*** Opening of SUPPLIED MATERIAL ***

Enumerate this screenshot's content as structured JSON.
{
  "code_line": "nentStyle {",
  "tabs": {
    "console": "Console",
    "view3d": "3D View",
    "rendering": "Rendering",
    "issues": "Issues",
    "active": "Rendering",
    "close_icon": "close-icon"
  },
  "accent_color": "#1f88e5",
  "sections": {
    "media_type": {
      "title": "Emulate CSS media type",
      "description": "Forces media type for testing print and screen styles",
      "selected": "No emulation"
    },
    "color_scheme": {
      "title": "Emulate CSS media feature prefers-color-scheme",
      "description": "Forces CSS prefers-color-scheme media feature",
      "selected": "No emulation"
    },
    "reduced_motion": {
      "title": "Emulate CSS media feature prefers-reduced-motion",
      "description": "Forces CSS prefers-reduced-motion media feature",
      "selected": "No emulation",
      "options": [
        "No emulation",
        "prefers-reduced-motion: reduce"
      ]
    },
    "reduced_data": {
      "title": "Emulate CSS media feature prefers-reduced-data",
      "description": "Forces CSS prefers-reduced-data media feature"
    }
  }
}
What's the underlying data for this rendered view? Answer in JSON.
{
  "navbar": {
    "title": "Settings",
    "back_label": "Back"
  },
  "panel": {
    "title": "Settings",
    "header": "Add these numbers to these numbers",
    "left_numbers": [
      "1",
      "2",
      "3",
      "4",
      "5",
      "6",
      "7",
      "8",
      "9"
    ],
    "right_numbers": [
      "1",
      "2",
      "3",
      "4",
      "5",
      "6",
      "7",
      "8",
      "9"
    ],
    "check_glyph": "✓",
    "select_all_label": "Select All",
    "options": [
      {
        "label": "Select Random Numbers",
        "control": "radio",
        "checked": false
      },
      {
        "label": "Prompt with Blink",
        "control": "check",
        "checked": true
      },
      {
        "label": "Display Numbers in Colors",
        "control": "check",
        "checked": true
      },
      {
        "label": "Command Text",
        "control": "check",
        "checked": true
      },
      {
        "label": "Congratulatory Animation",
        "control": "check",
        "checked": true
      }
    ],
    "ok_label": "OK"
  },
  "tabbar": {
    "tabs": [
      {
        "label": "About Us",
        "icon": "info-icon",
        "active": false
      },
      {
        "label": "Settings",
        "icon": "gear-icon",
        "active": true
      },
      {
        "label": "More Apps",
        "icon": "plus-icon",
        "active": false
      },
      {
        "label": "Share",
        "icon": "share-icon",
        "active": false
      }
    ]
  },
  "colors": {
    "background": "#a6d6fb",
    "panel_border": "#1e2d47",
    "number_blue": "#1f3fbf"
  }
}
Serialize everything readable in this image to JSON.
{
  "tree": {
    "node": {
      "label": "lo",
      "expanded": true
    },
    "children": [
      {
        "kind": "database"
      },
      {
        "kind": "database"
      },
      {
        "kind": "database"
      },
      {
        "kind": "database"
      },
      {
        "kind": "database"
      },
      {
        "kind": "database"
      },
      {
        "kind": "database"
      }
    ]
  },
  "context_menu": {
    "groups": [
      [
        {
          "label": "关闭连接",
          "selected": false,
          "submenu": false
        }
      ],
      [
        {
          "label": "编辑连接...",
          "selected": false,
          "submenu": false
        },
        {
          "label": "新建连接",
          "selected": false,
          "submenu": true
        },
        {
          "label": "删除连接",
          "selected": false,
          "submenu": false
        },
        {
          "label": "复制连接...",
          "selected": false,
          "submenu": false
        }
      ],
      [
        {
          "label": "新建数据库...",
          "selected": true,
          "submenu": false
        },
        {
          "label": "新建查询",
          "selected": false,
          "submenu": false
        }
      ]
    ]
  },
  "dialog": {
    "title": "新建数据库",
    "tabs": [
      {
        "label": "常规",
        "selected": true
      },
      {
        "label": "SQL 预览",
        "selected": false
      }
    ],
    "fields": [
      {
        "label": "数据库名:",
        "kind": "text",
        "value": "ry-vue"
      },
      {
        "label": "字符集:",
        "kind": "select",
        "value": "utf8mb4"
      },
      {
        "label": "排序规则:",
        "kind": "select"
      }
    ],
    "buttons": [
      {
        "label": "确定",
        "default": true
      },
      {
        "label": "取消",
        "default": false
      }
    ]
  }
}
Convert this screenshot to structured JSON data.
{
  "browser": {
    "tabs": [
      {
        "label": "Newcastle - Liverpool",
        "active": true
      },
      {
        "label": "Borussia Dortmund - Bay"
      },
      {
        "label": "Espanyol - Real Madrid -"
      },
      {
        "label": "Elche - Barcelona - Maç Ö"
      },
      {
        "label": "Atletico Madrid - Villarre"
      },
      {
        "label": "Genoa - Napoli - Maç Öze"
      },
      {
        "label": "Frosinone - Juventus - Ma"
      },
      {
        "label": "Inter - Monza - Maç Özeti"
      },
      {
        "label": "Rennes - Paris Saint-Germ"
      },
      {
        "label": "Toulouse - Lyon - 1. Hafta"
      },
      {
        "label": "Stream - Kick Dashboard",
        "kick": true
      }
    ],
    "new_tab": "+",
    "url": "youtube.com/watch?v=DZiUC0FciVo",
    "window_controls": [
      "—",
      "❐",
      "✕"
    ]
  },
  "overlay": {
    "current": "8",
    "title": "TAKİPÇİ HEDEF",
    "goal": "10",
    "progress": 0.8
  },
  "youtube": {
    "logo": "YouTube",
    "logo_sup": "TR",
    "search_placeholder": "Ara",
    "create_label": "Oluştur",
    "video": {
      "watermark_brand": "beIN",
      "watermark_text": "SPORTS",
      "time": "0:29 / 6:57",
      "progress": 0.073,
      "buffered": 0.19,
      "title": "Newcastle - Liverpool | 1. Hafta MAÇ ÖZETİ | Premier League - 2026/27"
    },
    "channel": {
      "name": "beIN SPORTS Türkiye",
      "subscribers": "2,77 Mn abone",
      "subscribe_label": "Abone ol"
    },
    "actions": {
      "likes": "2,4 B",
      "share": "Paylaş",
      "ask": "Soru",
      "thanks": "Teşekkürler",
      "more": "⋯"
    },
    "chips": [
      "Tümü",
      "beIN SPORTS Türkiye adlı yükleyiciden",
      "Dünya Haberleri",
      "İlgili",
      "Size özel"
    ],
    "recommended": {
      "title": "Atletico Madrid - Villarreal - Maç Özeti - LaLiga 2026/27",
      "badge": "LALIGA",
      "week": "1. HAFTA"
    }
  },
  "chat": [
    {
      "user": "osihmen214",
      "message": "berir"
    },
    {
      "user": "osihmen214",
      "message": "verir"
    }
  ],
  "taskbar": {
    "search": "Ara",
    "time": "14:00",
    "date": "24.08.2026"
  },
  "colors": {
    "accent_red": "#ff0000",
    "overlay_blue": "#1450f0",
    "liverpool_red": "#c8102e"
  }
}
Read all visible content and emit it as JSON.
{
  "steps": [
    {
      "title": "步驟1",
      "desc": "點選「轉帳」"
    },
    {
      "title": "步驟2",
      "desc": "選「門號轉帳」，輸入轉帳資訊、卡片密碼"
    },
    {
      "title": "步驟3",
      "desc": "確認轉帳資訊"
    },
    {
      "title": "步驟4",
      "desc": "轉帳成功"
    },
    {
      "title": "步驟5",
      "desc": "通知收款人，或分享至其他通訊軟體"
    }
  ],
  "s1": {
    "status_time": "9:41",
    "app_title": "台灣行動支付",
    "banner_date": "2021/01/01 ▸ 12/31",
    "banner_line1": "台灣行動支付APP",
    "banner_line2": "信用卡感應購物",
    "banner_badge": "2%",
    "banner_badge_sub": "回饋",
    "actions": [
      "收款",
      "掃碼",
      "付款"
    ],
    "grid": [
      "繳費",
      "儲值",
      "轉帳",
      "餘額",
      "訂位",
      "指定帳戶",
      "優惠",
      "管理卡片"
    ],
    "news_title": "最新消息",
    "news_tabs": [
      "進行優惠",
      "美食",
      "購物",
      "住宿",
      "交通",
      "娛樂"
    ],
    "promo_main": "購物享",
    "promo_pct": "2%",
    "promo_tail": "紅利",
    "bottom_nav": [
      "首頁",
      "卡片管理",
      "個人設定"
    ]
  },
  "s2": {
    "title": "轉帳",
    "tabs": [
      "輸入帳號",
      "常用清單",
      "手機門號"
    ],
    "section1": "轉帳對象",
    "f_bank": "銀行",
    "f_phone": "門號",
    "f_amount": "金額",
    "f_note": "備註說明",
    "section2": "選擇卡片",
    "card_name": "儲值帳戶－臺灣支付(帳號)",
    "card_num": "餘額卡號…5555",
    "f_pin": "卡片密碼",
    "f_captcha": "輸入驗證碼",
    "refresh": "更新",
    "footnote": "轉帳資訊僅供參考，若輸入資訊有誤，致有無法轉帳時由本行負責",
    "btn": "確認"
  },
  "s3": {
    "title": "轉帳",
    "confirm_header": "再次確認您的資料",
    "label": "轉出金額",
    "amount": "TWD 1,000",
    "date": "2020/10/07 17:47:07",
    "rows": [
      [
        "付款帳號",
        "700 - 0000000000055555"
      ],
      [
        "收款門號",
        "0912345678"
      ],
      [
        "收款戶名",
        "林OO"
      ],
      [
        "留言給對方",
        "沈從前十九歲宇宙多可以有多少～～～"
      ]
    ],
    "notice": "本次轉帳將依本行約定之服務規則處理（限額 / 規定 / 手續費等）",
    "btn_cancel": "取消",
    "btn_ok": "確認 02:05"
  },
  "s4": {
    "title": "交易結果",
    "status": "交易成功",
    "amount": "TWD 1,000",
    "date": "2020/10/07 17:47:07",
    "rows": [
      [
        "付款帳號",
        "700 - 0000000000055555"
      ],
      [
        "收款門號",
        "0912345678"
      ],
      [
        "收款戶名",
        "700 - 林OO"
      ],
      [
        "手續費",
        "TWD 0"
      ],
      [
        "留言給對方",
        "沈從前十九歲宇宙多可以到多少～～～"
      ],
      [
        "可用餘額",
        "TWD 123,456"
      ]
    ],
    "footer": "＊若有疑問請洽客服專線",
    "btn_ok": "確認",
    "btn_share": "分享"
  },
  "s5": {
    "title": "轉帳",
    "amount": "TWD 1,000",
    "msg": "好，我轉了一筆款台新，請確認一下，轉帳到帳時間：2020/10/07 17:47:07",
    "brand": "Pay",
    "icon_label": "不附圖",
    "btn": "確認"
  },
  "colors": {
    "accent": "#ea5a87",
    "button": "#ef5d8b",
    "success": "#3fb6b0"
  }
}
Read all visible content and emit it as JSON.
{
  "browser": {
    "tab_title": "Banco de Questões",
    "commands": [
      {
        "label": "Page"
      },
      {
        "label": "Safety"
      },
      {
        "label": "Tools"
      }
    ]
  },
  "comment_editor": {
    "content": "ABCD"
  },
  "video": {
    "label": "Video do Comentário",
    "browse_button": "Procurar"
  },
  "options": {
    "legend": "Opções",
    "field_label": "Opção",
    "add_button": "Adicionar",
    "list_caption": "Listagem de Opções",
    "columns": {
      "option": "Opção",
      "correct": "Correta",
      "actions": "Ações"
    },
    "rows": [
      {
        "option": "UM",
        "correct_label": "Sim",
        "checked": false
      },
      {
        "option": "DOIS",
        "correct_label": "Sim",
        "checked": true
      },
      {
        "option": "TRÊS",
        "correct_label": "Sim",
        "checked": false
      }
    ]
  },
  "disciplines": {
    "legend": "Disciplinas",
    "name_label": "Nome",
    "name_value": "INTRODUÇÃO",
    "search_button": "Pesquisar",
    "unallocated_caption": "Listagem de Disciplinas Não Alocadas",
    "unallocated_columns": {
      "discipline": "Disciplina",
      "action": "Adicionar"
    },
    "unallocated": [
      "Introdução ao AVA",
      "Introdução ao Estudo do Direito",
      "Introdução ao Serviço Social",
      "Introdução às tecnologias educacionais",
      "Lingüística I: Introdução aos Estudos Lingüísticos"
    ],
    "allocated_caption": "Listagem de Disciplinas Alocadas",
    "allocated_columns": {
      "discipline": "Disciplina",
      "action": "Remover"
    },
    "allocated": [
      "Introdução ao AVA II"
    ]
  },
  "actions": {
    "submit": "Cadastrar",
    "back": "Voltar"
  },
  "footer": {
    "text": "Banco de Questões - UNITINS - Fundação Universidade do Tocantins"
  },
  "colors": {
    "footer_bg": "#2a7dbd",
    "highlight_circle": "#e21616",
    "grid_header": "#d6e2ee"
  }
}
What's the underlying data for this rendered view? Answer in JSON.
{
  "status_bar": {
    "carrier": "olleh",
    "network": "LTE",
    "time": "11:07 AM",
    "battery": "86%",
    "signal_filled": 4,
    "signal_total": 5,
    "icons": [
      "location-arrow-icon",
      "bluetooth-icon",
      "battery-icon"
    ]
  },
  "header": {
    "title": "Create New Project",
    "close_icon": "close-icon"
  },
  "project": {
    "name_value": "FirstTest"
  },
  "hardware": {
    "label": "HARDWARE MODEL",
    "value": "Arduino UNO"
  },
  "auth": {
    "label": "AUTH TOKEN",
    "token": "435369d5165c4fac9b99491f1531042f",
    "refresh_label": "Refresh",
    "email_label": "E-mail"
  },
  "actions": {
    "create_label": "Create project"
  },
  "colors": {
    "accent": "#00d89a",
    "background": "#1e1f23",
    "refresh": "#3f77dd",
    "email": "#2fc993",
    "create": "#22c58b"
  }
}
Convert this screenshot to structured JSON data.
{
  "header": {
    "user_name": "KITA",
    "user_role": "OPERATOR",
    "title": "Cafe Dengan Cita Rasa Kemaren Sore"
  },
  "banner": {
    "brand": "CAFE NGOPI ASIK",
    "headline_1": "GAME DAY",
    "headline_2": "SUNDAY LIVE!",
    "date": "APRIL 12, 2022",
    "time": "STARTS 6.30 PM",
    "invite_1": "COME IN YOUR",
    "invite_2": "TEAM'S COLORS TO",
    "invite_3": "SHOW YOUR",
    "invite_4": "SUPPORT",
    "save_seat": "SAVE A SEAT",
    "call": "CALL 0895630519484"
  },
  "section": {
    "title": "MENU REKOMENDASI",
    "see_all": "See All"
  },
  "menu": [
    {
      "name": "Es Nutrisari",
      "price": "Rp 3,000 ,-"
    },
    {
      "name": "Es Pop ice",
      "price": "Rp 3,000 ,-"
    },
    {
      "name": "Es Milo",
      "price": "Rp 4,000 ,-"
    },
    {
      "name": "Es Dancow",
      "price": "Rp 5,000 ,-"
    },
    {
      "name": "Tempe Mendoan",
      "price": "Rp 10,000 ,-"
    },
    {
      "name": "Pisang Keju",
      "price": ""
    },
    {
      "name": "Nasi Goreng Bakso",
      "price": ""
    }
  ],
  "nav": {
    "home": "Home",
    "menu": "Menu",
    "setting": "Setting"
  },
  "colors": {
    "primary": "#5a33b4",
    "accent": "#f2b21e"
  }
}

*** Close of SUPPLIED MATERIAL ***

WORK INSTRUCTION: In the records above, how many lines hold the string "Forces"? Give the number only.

RESULT: 4